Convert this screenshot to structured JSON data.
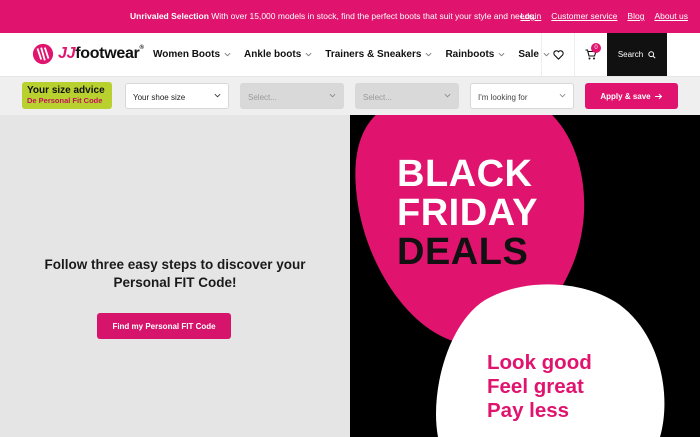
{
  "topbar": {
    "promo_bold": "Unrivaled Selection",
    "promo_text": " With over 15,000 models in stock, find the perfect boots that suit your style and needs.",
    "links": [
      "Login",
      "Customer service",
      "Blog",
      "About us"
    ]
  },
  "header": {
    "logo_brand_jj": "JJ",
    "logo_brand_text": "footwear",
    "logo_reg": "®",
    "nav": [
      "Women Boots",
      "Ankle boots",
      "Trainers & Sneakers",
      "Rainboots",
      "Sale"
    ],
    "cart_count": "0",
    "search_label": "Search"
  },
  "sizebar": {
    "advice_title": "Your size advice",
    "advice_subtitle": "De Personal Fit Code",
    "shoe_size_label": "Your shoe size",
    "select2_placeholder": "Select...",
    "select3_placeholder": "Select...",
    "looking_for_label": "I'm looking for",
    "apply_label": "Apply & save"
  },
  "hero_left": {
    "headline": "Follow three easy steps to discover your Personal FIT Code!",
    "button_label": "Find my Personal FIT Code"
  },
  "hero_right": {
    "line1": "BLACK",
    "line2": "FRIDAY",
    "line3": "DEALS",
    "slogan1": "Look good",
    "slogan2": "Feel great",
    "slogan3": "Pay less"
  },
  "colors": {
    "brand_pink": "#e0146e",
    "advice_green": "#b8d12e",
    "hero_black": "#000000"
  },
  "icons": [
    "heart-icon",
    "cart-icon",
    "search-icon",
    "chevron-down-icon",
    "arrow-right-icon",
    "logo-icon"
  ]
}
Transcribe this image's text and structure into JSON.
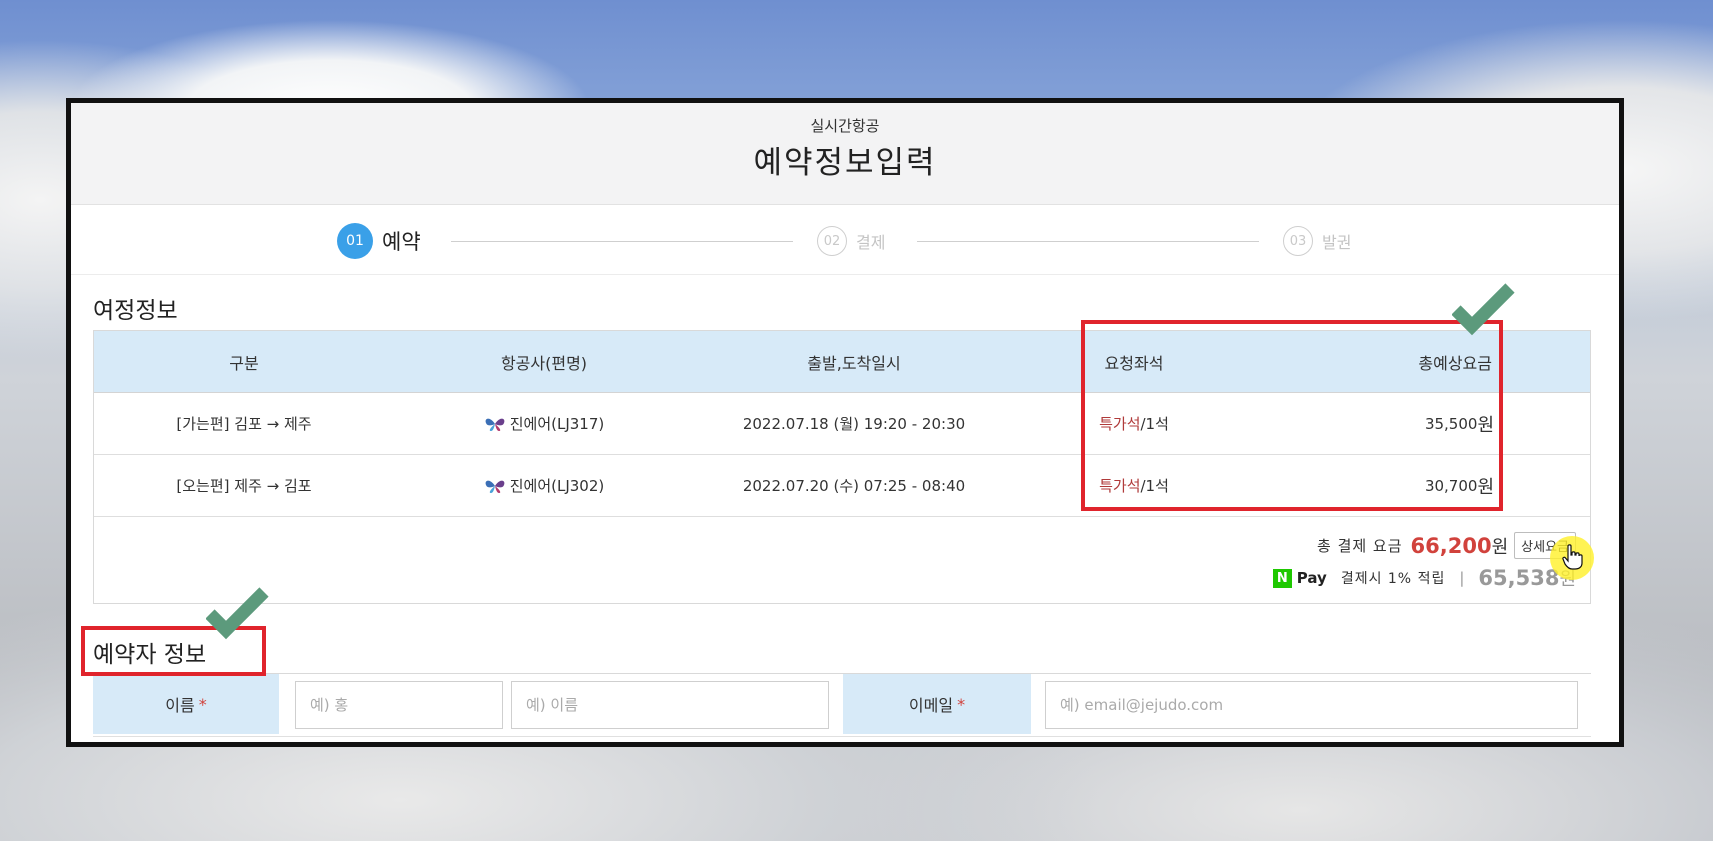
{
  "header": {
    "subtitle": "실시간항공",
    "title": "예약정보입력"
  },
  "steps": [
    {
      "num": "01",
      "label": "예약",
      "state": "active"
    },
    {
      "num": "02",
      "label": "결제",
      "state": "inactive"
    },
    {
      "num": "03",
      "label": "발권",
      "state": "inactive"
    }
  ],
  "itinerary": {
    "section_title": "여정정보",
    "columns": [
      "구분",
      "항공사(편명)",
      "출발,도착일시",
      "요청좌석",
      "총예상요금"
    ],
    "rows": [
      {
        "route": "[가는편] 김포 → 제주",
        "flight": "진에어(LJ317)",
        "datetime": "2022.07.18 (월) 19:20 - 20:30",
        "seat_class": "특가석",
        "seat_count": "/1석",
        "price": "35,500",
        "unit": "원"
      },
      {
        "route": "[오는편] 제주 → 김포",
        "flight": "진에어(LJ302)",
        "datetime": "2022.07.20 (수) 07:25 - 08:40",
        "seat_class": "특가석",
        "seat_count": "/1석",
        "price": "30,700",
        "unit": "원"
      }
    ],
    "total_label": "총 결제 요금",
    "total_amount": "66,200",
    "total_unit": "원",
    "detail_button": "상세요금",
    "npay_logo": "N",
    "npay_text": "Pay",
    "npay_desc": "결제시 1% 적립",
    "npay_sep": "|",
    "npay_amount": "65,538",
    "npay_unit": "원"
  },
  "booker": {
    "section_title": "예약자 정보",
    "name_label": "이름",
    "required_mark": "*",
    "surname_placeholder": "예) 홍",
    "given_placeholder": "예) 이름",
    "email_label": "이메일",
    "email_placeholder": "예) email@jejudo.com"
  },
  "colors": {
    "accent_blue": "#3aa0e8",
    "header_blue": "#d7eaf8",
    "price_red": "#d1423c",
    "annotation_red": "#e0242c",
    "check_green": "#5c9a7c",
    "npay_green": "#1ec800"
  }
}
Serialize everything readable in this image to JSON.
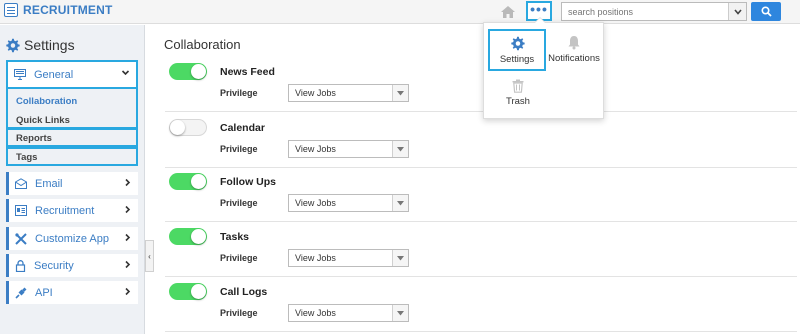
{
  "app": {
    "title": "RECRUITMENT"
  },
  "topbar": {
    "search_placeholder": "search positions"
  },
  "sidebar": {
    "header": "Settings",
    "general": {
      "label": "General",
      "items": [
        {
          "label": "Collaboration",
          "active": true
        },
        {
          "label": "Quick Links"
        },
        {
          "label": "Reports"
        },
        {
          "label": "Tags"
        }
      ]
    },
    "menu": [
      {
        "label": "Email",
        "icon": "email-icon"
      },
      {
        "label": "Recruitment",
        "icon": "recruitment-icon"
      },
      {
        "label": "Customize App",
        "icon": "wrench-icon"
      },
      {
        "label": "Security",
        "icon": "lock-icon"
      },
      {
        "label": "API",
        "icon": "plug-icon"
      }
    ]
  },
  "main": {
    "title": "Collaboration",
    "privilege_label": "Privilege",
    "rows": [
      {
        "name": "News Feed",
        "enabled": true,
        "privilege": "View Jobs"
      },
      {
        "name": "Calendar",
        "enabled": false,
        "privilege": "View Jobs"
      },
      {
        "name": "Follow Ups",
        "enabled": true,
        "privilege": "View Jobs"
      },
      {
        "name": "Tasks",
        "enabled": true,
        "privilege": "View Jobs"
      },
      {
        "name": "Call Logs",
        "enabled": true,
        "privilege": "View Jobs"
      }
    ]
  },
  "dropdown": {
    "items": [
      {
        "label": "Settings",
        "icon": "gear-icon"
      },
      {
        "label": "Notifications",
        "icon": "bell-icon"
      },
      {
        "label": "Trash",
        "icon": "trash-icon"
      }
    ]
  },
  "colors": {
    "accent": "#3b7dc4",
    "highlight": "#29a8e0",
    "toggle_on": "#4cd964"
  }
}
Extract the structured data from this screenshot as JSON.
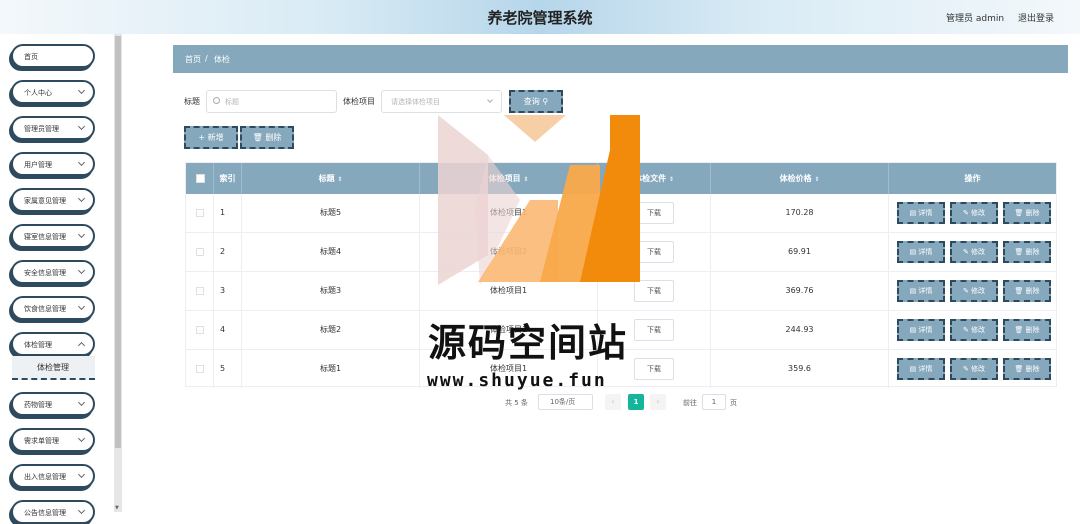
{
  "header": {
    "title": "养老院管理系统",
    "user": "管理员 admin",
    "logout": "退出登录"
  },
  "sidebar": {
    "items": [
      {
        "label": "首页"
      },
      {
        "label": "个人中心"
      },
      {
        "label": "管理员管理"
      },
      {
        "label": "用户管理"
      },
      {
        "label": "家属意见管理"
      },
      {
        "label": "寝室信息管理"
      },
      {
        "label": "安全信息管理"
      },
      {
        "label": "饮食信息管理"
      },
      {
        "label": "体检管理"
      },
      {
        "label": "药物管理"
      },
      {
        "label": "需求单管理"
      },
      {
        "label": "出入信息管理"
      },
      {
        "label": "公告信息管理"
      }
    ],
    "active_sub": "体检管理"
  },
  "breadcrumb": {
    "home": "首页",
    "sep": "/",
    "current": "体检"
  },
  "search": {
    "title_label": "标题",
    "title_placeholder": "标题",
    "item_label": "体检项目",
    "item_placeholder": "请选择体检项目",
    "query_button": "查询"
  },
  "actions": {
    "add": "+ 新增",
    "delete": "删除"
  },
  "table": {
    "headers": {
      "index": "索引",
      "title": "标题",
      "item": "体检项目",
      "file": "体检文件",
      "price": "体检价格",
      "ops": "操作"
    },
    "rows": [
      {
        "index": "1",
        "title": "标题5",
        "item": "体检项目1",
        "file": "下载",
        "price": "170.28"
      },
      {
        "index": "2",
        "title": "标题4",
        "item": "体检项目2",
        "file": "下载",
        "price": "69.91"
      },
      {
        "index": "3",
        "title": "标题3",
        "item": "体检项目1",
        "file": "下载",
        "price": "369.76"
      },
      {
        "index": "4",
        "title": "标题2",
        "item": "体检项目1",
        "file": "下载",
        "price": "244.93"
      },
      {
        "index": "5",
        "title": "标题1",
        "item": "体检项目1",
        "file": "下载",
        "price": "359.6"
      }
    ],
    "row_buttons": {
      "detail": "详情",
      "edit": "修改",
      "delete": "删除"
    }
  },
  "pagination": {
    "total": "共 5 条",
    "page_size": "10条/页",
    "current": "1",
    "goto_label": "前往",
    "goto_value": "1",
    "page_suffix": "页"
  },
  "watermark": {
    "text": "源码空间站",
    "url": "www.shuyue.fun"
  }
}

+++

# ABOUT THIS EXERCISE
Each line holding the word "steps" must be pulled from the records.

# OUTPUT OF THE TASK
    "headline": "Follow three easy steps to discover your Personal FIT Code!",
  "steps": [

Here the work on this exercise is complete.